After a career in education, Spence started the for-profit social enterprise in her late 60s to help counter ageism and harness the talents of older adults in Canada. She believes that most of us have long undervalued older people and the contributions they can make to society.
“My life’s work is now dedicated to reframing the conversation about aging,” she said. “There are two parts to Top Sixty Over Sixty: showing businesses and organizations how to benefit from age-diverse workforces, and helping older people reinvent themselves with confidence and agency.”
Practical, evidence-based tipsThe increased levels of isolation due to the pandemic make it particularly important to adopt habits that protect both physical and mental health. To help older adults protect their mental wellness during COVID-19, the Mental Health Commission of Canada teamed up with Cassidy to develop a tip sheet with practical, evidence-based guidance. For example, the first tip recommends focusing on what we can control, such as practising self-care and incorporating healthy routines into our daily lives.
Now in her early fifties, Cassidy has become increasingly disciplined about her own self-care.
“It’s easy to feel overwhelmed by the ongoing pandemic,” she said. “To counter this, I follow the tip about limiting my exposure to news media, especially right before bedtime. I also make time to exercise and express gratitude, and I connect with a group of friends every week by video conference. These habits help me stay balanced and appreciate the good things in life.”
Top reads worth revisiting from the Mental Health Commission of Canada’s magazine.
When we speak openly about challenges, illnesses, problems, and wellness, we recognize that mental health is part of our overall health. Such conversations can be a gateway to meaningful change, and the holiday season feels like an especially good time to tackle the complexities and multitudes of our mental health.
The easy-to-remember three-digit number for suicide crises means that people in need of immediate support can call or text for help.
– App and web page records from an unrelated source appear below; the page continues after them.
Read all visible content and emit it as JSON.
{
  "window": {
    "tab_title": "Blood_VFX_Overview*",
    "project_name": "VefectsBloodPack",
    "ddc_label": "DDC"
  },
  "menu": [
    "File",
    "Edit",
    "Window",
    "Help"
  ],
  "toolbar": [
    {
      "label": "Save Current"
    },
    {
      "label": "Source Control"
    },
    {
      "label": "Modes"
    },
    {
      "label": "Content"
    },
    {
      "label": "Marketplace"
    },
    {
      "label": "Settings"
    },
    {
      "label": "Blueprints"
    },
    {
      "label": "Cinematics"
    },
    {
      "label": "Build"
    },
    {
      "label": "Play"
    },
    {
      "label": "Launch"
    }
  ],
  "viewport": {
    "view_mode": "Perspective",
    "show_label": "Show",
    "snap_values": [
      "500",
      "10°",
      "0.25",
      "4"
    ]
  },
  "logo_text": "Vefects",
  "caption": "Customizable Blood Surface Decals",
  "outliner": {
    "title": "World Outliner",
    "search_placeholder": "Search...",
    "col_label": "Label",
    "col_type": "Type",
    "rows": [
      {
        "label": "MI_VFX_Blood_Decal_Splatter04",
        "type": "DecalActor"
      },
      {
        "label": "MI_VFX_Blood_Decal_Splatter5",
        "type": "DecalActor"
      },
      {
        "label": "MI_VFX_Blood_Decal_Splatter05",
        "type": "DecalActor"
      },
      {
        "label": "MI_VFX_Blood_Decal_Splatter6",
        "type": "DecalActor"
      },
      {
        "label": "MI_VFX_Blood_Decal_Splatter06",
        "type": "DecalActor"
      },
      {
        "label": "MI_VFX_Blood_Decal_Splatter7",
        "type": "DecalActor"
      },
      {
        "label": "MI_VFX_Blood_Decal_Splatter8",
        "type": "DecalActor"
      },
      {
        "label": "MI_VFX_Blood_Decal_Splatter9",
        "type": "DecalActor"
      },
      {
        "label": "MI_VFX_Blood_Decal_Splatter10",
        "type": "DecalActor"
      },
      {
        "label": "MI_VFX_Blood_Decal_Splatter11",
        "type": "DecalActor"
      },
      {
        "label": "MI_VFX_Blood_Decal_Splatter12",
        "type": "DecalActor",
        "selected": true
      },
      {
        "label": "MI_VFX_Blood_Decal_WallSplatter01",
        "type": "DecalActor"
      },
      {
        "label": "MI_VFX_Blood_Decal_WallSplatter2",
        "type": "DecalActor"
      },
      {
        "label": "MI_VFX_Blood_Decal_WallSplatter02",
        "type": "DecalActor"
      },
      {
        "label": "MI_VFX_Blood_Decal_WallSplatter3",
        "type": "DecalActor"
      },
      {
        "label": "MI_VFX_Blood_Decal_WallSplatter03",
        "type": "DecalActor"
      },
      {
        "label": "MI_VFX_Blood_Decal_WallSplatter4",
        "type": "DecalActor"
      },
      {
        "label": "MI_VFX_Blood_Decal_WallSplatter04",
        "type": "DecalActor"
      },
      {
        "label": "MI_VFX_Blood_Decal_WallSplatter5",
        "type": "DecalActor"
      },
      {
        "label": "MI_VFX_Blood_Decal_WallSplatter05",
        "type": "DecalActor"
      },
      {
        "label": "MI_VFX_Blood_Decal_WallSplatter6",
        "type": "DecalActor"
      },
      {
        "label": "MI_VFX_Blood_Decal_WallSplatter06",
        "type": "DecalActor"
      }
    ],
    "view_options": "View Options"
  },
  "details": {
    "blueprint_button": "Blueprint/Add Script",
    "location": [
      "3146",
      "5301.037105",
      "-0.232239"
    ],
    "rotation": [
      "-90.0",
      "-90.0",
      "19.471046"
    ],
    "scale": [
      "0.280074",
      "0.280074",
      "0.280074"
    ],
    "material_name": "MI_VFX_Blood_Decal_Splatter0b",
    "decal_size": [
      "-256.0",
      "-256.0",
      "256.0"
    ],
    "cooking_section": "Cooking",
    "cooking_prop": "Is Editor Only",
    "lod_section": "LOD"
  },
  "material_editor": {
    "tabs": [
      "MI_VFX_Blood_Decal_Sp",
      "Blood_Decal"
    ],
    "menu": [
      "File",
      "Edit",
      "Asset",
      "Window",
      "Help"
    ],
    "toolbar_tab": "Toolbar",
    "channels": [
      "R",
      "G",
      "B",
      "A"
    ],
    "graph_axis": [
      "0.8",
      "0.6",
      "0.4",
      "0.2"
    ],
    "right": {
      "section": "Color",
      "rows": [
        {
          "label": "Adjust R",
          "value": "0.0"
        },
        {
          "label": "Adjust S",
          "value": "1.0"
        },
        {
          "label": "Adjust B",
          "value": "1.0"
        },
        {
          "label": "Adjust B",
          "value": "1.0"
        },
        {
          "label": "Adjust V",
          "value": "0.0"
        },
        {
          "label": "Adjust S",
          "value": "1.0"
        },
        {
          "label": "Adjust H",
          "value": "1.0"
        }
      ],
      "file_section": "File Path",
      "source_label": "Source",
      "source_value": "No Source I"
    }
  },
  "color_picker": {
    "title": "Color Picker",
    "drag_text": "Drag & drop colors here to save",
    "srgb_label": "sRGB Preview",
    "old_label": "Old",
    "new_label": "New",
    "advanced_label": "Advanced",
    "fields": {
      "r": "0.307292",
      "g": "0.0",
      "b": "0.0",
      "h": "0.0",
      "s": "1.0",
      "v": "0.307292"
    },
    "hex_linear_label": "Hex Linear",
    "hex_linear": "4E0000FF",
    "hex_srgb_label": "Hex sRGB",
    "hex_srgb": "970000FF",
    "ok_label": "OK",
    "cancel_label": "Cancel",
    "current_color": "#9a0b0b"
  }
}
In this fourth and final piece in the series, we explore the costs of therapy and the financial decisions people make when seeking help.